The Toronto Symphony Orchestra commissioned an original composition from PhD candidate Luis Ramirez for its 2022 season.

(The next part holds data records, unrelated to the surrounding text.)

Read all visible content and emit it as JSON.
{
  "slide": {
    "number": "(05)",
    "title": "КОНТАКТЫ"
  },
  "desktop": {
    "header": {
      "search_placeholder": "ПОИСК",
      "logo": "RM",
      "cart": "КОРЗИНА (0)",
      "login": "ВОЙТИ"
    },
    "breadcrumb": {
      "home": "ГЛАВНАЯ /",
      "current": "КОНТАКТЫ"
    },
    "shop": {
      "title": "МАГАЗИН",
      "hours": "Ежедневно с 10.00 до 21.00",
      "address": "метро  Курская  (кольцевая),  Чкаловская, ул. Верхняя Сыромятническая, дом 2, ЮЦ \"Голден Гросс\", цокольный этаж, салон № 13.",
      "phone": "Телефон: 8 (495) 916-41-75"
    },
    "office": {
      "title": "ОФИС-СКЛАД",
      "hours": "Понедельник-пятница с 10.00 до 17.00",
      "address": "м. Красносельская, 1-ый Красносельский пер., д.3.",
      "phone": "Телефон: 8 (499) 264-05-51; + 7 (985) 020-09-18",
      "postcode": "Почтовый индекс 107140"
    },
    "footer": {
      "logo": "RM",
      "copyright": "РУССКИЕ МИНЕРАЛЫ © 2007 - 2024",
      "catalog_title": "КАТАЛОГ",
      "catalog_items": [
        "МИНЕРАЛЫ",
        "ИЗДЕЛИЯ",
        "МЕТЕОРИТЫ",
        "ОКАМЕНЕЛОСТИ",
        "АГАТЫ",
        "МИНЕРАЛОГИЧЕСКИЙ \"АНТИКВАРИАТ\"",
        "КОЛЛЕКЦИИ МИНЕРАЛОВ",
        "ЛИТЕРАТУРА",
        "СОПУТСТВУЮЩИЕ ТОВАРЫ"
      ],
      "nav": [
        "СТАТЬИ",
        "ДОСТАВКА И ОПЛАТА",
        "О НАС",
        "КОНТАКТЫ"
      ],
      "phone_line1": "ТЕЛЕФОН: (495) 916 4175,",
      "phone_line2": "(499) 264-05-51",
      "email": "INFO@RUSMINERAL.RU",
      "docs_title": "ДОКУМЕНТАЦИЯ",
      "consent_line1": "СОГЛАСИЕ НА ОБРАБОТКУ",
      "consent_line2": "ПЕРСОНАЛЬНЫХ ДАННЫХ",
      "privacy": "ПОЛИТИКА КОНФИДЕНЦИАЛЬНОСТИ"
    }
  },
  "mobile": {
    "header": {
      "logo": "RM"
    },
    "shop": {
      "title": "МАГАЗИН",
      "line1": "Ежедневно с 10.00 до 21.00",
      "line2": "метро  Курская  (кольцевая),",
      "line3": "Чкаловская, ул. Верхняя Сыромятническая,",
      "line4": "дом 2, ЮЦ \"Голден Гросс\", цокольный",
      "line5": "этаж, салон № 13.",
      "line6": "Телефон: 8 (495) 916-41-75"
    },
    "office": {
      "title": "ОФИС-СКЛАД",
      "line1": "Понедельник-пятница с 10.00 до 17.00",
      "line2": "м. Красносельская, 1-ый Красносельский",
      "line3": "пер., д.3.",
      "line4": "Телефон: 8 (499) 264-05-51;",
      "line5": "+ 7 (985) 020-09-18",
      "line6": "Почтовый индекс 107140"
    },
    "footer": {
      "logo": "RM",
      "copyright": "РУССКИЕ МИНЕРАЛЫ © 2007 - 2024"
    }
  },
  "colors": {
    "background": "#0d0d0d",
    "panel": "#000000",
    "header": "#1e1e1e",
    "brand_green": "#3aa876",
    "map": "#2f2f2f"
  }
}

Ramirez’s Celebration Prelude took part in Gimeno + Dvořák’s New World concert series conducted by Gustavo Gimeno, the Toronto Symphony Orchestra’s Music Director
Jonelle Sills earns spot in Vancouver Opera’s Young Artist Program
Soprano Jonelle Sills (BFA ’16) earns a spot in the Vancouver Opera’s Yulanda M. Faris Young Artists Program lead by industry leaders Leslie Dala, Kinza Tyrrell, Tina Chang and Vancouver Opera Music.
$3.12M in renewed support for York University Motion Media Studio at Cinespace
Longtime supporters Cinespace Film Studios and the Mirkopoulos Family renewed their support with a $3.12 million investment to enhance the York University Motion Media Studio at Cinespace and elevate the student experience.
With Toronto’s multi-billion-dollar film, television and digital media industry set to grow significantly in the near future, the Motion Media Studio will serve as an incubator for diverse talent development, hands-on training, industry partnerships, community engagement, and research excellence within burgeoning media production facilities and mixed reality spaces.
The York University Motion Media Studio – established by Cinespace Film Studios (currently owned by TPG Real Estate Partners) and the Mirkopoulos Family in 2016 – is located in the heart of Cinespace in the GTA’s west end.
“Since the pandemic, we have experienced increased demand for content, and content production. One of the key investments we can make in supporting our industry is to support its emerging talent and its next leaders.” – Jim Mirkopoulos
Jim Mirkopoulos, whose family was instrumental in establishing the initial commitment from Cinespace, knows the importance of providing the next generation of talent with the space to experiment and learn by doing.
The renewed support for the York University Motion Media Studio will enable access to state-of-the-art technology, such as markerless motion-performance capture, augmented reality, virtual reality, immersive environments, motion simulation, and more. Students will also find production process support, a suite of digital post-production equipment, and high-performance computing technology.